In Greek mythology, Hypnos (also spelled “Hypnus”) was the god of sleep and the son of Nyx, the goddess of night. He was often depicted as a handsome and youthful figure with wings, holding a poppy or a horn of sleep. He was considered to be a peaceful and benevolent figure who helped people to rest and rejuvenate.
Hypnos was often associated with his twin brother Thanatos, the god of death, and they were often depicted together escorting the souls of the dead to the underworld. He was also associated with the idea of restful and restorative sleep and was not seen as a malevolent figure like other sleep gods in other cultures.
Hypnos was also said to have a palace in the underworld where he lived with his wife Pasithea, the goddess of relaxation, and their children, Morpheus, the god of dreams and Phobetor, the god of nightmares.
In many myths, Hypnos was portrayed as having the power to put gods and mortals to sleep, and was often invoked by people seeking a peaceful rest.

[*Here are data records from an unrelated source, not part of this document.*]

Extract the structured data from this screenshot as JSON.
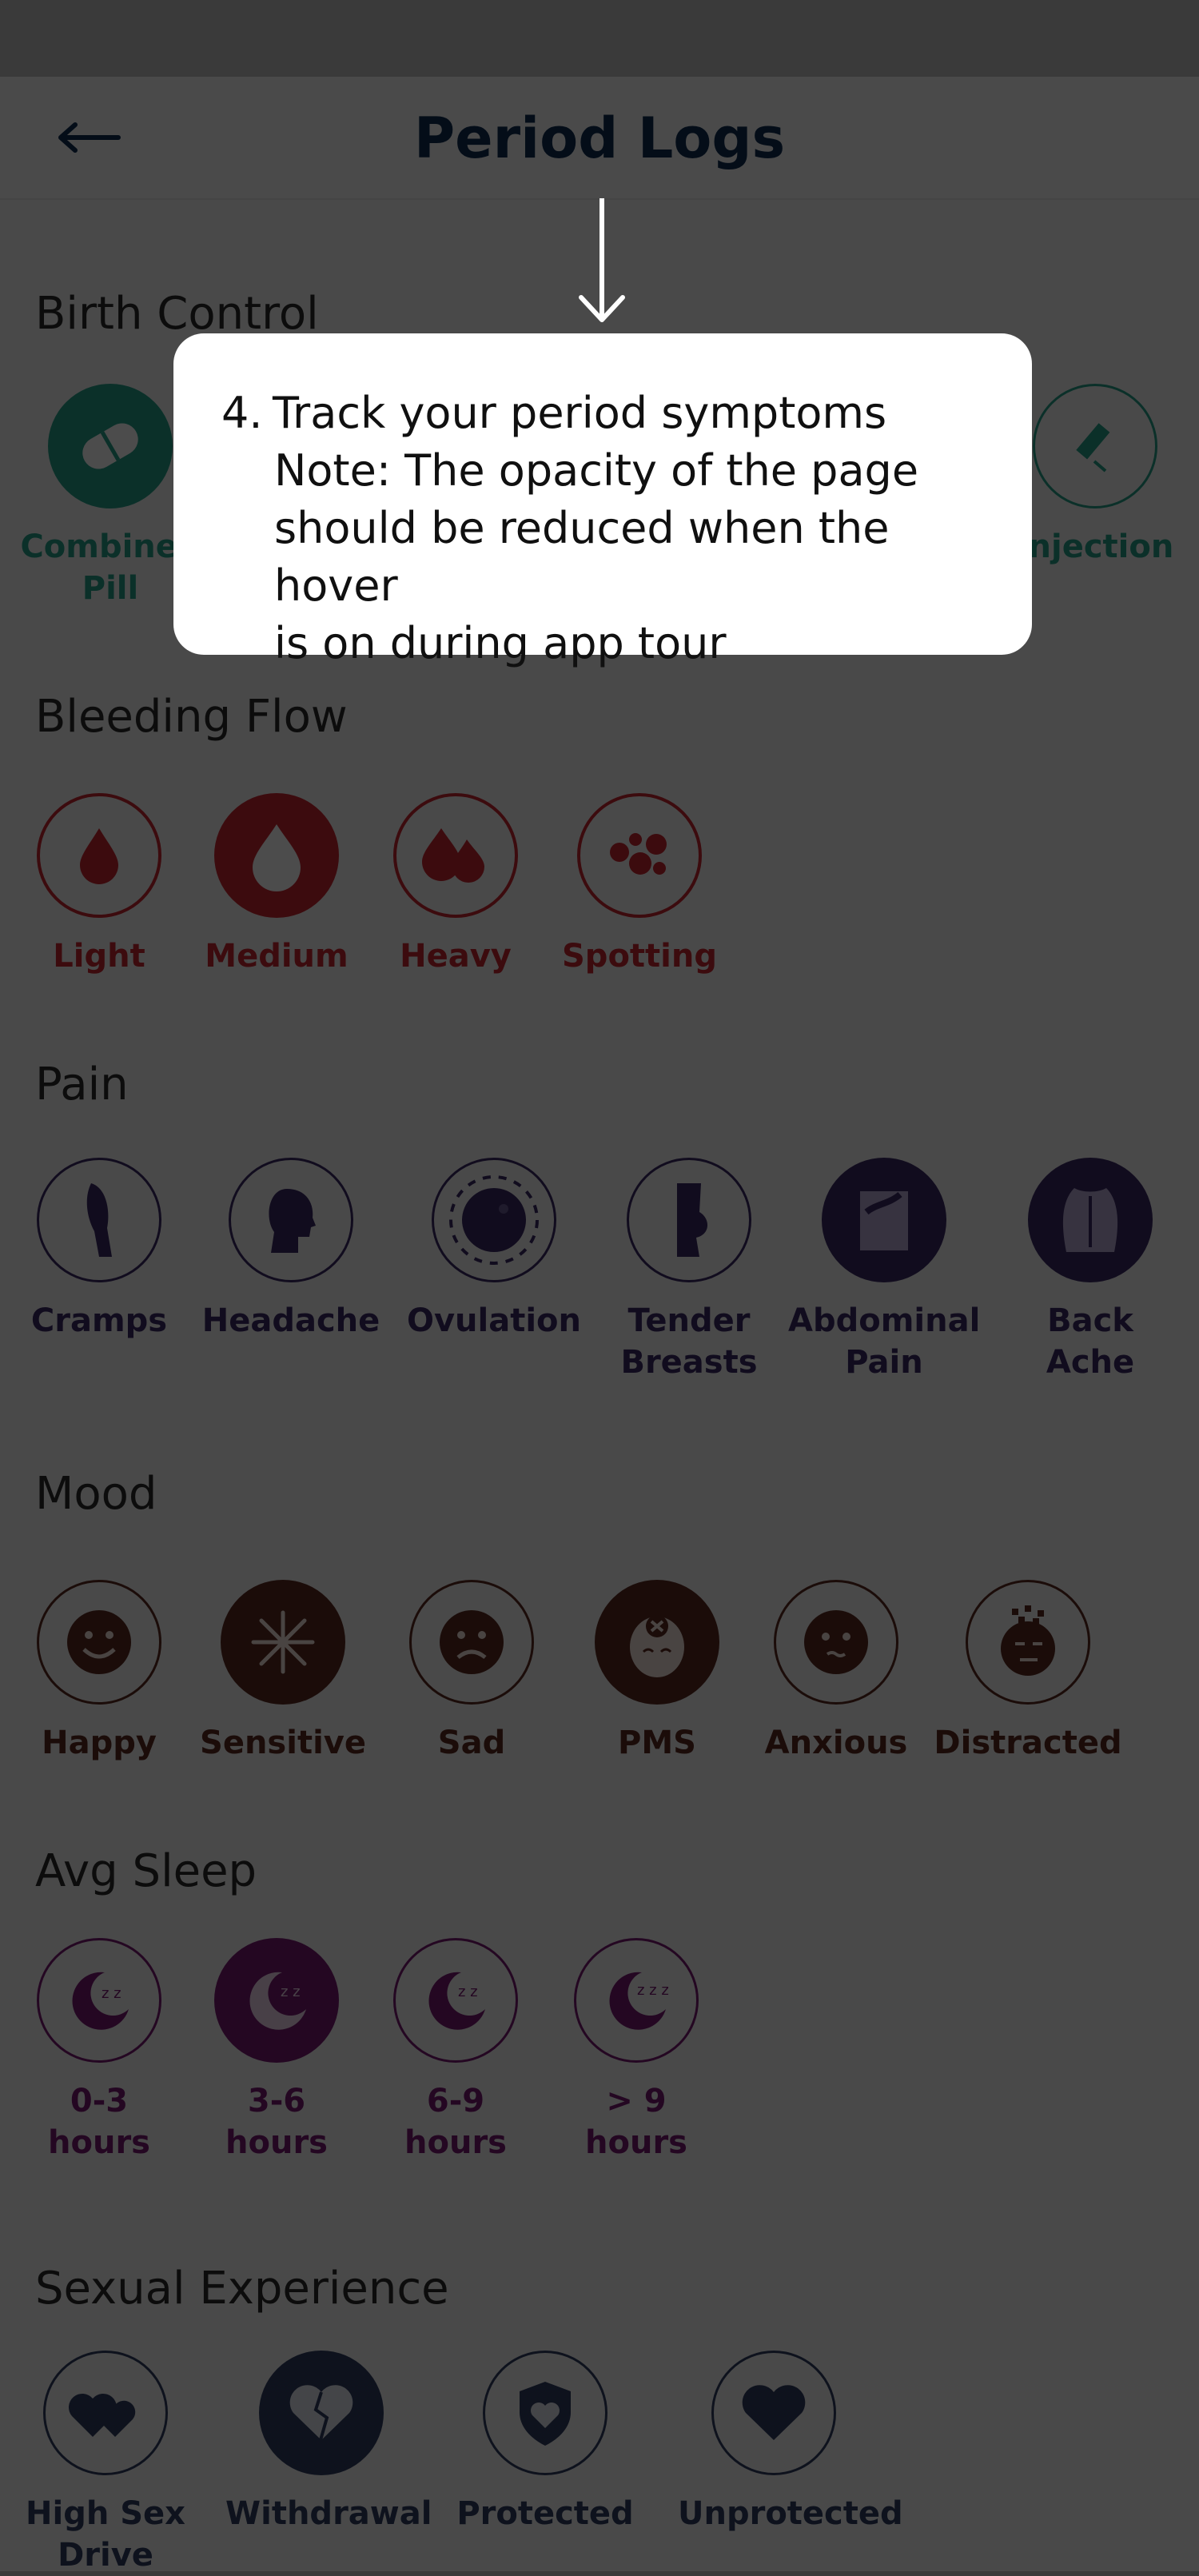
{
  "header": {
    "title": "Period Logs",
    "back_icon": "arrow-left-icon"
  },
  "tour": {
    "step": "4.",
    "heading": "Track your period symptoms",
    "note_line1": "Note: The opacity of the page",
    "note_line2": "should be reduced when the hover",
    "note_line3": "is on during app tour"
  },
  "sections": {
    "birth_control": {
      "title": "Birth Control",
      "items": [
        {
          "label_line1": "Combined",
          "label_line2": "Pill",
          "icon": "pill-icon"
        },
        {
          "label_line1": "Injection",
          "label_line2": "",
          "icon": "injection-icon"
        }
      ]
    },
    "bleeding_flow": {
      "title": "Bleeding Flow",
      "items": [
        {
          "label": "Light",
          "icon": "single-drop-icon"
        },
        {
          "label": "Medium",
          "icon": "medium-drop-icon"
        },
        {
          "label": "Heavy",
          "icon": "heavy-drops-icon"
        },
        {
          "label": "Spotting",
          "icon": "spotting-icon"
        }
      ]
    },
    "pain": {
      "title": "Pain",
      "items": [
        {
          "label_line1": "Cramps",
          "label_line2": "",
          "icon": "cramps-icon"
        },
        {
          "label_line1": "Headache",
          "label_line2": "",
          "icon": "headache-icon"
        },
        {
          "label_line1": "Ovulation",
          "label_line2": "",
          "icon": "ovulation-icon"
        },
        {
          "label_line1": "Tender",
          "label_line2": "Breasts",
          "icon": "tender-breasts-icon"
        },
        {
          "label_line1": "Abdominal",
          "label_line2": "Pain",
          "icon": "abdominal-pain-icon"
        },
        {
          "label_line1": "Back",
          "label_line2": "Ache",
          "icon": "back-ache-icon"
        }
      ]
    },
    "mood": {
      "title": "Mood",
      "items": [
        {
          "label": "Happy",
          "icon": "happy-face-icon"
        },
        {
          "label": "Sensitive",
          "icon": "snowflake-icon"
        },
        {
          "label": "Sad",
          "icon": "sad-face-icon"
        },
        {
          "label": "PMS",
          "icon": "pms-face-icon"
        },
        {
          "label": "Anxious",
          "icon": "anxious-face-icon"
        },
        {
          "label": "Distracted",
          "icon": "distracted-face-icon"
        }
      ]
    },
    "avg_sleep": {
      "title": "Avg Sleep",
      "items": [
        {
          "label_line1": "0-3",
          "label_line2": "hours",
          "icon": "moon-sleep-icon"
        },
        {
          "label_line1": "3-6",
          "label_line2": "hours",
          "icon": "moon-sleep-icon"
        },
        {
          "label_line1": "6-9",
          "label_line2": "hours",
          "icon": "moon-sleep-icon"
        },
        {
          "label_line1": "> 9",
          "label_line2": "hours",
          "icon": "moon-sleep-icon"
        }
      ]
    },
    "sexual_experience": {
      "title": "Sexual Experience",
      "items": [
        {
          "label_line1": "High Sex",
          "label_line2": "Drive",
          "icon": "double-heart-icon"
        },
        {
          "label_line1": "Withdrawal",
          "label_line2": "",
          "icon": "broken-heart-icon"
        },
        {
          "label_line1": "Protected",
          "label_line2": "",
          "icon": "shield-heart-icon"
        },
        {
          "label_line1": "Unprotected",
          "label_line2": "",
          "icon": "heart-icon"
        }
      ]
    }
  },
  "colors": {
    "title": "#0e2d52",
    "birth_control": "#27a08a",
    "bleeding": "#c8262f",
    "pain": "#3b2a66",
    "mood": "#5a2a20",
    "sleep": "#7a1a72",
    "sexual": "#2f3e63",
    "overlay": "rgba(0,0,0,0.70)"
  }
}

He was also known to have the ability to induce forgetfulness and was said to have been used by the gods to make people forget the secrets of the gods.